- [Input records]
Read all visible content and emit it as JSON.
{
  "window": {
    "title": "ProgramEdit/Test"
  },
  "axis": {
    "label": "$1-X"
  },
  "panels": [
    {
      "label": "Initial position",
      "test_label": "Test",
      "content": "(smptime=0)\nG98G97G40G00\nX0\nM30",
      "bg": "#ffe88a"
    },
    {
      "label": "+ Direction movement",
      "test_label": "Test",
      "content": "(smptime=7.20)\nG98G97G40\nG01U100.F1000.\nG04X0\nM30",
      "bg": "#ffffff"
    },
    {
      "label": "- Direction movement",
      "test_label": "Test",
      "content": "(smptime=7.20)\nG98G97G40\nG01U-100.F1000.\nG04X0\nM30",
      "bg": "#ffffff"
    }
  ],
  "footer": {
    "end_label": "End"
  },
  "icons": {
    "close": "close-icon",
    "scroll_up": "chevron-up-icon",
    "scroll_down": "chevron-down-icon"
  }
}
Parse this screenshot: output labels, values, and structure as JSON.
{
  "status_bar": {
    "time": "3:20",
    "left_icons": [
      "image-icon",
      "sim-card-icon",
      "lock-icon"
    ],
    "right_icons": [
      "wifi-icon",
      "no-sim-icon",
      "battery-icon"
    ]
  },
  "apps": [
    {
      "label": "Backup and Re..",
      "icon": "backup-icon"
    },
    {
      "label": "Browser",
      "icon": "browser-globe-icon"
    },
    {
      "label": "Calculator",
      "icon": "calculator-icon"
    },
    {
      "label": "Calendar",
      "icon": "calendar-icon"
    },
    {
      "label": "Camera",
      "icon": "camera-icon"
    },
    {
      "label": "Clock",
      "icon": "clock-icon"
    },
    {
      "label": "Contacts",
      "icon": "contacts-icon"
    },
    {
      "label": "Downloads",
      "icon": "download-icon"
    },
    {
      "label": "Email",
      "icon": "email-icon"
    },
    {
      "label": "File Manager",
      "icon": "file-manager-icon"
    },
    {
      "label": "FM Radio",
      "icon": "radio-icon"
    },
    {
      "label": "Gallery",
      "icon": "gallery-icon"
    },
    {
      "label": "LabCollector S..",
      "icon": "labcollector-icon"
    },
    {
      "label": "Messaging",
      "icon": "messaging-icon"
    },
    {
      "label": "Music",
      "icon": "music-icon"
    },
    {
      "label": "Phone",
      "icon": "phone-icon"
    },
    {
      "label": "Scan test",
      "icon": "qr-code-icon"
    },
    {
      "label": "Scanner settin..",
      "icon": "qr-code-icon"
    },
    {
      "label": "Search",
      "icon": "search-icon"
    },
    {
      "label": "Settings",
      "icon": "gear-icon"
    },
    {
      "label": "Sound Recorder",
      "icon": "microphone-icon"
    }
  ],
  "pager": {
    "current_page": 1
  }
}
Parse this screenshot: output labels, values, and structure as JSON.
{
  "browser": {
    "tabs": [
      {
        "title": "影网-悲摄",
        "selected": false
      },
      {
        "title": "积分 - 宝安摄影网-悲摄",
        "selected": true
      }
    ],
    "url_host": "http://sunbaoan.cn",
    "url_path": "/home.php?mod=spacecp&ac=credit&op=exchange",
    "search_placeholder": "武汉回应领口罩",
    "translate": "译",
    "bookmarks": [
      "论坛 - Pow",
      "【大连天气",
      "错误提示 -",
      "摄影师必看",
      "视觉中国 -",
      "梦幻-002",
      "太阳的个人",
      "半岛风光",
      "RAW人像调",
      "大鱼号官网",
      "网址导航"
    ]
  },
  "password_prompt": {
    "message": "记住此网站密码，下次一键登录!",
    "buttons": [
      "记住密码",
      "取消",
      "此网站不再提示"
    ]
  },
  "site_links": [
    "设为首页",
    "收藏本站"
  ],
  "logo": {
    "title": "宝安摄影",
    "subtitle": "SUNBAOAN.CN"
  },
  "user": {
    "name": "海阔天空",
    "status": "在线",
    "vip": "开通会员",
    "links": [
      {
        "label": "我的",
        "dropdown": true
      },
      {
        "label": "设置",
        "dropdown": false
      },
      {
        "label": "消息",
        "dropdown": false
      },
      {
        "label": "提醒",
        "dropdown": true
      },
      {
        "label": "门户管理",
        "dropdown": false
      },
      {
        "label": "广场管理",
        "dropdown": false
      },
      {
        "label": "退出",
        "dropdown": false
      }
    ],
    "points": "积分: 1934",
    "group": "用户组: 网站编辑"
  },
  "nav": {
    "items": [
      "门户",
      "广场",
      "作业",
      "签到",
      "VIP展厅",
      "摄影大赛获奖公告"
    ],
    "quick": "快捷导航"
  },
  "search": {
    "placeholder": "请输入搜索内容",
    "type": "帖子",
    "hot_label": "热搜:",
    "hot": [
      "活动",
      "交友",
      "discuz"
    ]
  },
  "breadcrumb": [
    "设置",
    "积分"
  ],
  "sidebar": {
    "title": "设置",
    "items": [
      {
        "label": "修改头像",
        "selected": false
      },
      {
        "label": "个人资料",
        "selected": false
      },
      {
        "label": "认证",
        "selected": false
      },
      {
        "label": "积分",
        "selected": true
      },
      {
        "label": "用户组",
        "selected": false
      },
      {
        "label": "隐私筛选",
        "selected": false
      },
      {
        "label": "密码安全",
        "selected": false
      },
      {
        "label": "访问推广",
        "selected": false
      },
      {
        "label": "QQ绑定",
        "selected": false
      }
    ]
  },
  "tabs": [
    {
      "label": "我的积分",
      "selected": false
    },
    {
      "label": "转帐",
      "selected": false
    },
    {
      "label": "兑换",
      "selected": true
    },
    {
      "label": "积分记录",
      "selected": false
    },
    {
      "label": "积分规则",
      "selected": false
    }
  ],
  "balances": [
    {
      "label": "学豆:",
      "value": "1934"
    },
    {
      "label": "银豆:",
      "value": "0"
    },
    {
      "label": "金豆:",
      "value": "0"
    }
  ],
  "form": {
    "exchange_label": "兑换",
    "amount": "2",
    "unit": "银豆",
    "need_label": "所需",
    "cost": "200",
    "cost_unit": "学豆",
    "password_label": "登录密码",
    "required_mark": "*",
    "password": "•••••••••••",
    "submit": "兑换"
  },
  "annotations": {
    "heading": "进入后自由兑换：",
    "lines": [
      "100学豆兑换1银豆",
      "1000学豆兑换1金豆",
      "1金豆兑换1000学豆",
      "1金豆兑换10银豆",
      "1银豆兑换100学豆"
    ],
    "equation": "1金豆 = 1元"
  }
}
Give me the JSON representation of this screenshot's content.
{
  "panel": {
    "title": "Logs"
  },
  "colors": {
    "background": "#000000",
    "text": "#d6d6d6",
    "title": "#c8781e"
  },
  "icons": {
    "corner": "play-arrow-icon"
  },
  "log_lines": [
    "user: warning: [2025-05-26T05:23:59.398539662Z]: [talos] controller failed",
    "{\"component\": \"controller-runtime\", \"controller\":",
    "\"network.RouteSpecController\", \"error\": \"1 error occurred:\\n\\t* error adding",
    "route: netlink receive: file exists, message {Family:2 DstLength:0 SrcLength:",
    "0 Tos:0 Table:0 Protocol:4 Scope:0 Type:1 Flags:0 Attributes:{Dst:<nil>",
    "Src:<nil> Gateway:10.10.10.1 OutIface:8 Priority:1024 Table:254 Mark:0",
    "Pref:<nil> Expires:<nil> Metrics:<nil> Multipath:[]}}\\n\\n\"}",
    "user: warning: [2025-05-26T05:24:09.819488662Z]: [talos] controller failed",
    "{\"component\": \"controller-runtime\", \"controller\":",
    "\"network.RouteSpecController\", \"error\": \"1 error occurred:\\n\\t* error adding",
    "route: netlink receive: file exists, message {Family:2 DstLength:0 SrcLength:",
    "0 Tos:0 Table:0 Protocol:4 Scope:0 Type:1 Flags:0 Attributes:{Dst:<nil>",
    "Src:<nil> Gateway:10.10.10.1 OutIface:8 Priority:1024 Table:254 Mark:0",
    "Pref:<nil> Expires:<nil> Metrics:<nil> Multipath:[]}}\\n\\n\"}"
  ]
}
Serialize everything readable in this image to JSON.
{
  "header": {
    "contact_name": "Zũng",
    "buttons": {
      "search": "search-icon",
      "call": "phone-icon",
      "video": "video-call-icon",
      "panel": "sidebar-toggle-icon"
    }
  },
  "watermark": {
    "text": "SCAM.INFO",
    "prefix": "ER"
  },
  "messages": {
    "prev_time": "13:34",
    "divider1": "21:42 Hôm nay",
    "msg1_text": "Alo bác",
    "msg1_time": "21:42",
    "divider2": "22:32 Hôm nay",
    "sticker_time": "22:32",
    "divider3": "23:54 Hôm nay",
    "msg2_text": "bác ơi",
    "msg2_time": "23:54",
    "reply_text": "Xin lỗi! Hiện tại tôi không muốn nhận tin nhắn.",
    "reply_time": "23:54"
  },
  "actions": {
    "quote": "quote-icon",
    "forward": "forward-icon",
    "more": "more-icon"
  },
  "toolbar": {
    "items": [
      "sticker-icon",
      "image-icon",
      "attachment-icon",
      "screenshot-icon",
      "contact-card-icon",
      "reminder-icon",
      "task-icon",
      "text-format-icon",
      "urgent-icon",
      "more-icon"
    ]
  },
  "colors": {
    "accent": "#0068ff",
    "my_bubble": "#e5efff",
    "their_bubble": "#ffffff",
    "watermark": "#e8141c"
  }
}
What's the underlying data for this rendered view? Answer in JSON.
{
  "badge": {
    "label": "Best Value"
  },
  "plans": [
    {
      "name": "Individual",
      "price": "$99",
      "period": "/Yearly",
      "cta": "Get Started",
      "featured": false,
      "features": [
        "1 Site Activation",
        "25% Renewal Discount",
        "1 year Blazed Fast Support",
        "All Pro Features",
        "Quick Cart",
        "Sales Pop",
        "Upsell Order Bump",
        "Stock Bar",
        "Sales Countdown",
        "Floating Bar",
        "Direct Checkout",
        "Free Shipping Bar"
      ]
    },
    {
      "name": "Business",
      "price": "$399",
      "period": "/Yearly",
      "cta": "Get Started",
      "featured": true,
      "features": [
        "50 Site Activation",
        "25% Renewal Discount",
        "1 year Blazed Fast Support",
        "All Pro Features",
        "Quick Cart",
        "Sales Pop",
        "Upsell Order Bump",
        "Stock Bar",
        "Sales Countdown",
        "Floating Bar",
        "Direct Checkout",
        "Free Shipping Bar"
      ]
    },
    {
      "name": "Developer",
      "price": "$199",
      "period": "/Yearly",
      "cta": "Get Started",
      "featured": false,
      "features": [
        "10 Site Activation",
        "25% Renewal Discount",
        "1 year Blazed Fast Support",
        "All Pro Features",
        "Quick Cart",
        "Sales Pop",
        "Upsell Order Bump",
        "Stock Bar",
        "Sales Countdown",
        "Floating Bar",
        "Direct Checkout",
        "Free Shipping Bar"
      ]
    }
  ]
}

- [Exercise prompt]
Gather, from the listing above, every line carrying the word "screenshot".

- [Answer to this task]
Parse this screenshot: output labels, values, and structure as JSON.
Parse this screenshot: output labels, values, and structure as JSON.
Give me the JSON representation of this screenshot's content.
      "screenshot-icon",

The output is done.